• Brief
Go through the listing and copy each line that has the string "Thúy" in it.

========================================

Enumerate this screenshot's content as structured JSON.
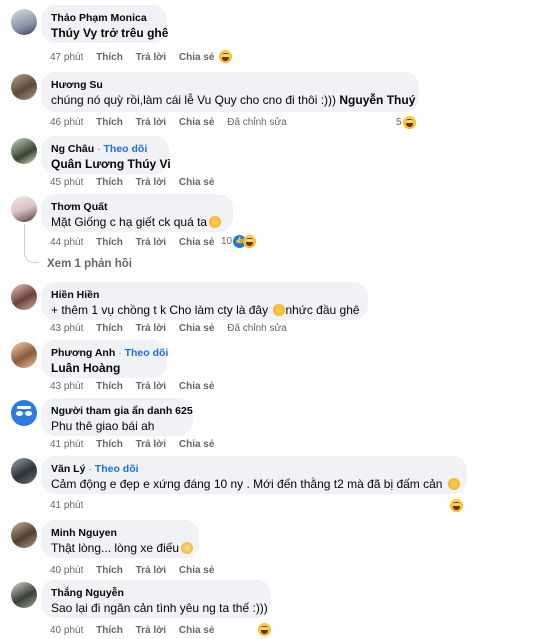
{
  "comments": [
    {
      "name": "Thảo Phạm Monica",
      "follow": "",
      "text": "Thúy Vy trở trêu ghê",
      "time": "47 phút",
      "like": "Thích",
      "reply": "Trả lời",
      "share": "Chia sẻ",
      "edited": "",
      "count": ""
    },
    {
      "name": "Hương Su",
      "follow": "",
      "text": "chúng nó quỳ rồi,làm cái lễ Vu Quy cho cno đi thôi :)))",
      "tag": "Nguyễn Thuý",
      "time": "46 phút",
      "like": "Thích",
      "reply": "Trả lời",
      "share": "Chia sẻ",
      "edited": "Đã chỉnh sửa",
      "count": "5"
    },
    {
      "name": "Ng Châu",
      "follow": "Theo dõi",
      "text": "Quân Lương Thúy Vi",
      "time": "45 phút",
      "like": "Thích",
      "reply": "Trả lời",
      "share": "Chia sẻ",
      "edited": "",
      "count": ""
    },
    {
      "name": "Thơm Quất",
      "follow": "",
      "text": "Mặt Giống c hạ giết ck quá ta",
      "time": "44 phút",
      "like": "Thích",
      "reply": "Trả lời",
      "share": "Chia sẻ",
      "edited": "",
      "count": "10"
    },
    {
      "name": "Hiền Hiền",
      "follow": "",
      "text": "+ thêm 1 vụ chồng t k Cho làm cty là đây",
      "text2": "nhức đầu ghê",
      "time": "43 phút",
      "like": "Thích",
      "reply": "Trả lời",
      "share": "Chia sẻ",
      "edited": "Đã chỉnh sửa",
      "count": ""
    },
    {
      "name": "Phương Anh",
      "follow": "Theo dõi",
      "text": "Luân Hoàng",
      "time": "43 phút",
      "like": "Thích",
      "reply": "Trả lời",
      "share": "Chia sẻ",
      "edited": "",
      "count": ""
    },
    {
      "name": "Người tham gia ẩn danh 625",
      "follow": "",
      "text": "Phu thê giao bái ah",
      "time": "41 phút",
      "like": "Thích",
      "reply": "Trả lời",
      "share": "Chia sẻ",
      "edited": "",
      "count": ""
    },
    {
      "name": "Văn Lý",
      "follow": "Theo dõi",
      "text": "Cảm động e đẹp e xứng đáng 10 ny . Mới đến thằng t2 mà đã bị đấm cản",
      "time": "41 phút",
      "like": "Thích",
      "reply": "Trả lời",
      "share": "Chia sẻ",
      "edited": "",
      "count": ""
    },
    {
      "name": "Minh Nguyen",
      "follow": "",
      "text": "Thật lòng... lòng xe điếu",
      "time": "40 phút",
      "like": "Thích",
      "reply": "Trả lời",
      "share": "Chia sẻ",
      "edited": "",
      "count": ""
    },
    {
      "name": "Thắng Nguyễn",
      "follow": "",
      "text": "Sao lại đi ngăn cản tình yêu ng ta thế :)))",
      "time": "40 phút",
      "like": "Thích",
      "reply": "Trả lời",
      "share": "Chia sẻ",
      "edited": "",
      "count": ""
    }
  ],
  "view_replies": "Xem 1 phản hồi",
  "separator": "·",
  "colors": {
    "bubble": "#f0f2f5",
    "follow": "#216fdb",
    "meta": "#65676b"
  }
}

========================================

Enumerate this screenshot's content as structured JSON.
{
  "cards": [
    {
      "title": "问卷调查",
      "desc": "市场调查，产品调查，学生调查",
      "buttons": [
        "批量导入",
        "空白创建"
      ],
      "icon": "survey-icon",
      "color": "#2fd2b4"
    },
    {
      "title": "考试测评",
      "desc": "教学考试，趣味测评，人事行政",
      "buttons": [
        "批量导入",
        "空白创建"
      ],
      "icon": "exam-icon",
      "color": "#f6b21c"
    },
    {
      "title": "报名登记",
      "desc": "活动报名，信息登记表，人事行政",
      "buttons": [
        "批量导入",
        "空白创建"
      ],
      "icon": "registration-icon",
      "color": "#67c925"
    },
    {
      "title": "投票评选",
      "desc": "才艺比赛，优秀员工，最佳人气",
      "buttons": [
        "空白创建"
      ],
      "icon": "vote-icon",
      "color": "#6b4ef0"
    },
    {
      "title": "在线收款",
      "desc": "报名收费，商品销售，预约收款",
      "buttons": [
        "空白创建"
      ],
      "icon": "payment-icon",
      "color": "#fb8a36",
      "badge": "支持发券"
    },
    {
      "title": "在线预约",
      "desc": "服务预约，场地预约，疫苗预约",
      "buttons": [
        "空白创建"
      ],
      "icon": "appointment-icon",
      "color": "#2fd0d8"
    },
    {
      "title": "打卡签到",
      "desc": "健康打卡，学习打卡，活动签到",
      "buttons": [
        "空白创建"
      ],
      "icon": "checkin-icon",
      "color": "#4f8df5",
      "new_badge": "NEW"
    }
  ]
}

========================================

• Solution below
      "text": "Thúy Vy trở trêu ghê",
      "text": "Quân Lương Thúy Vi",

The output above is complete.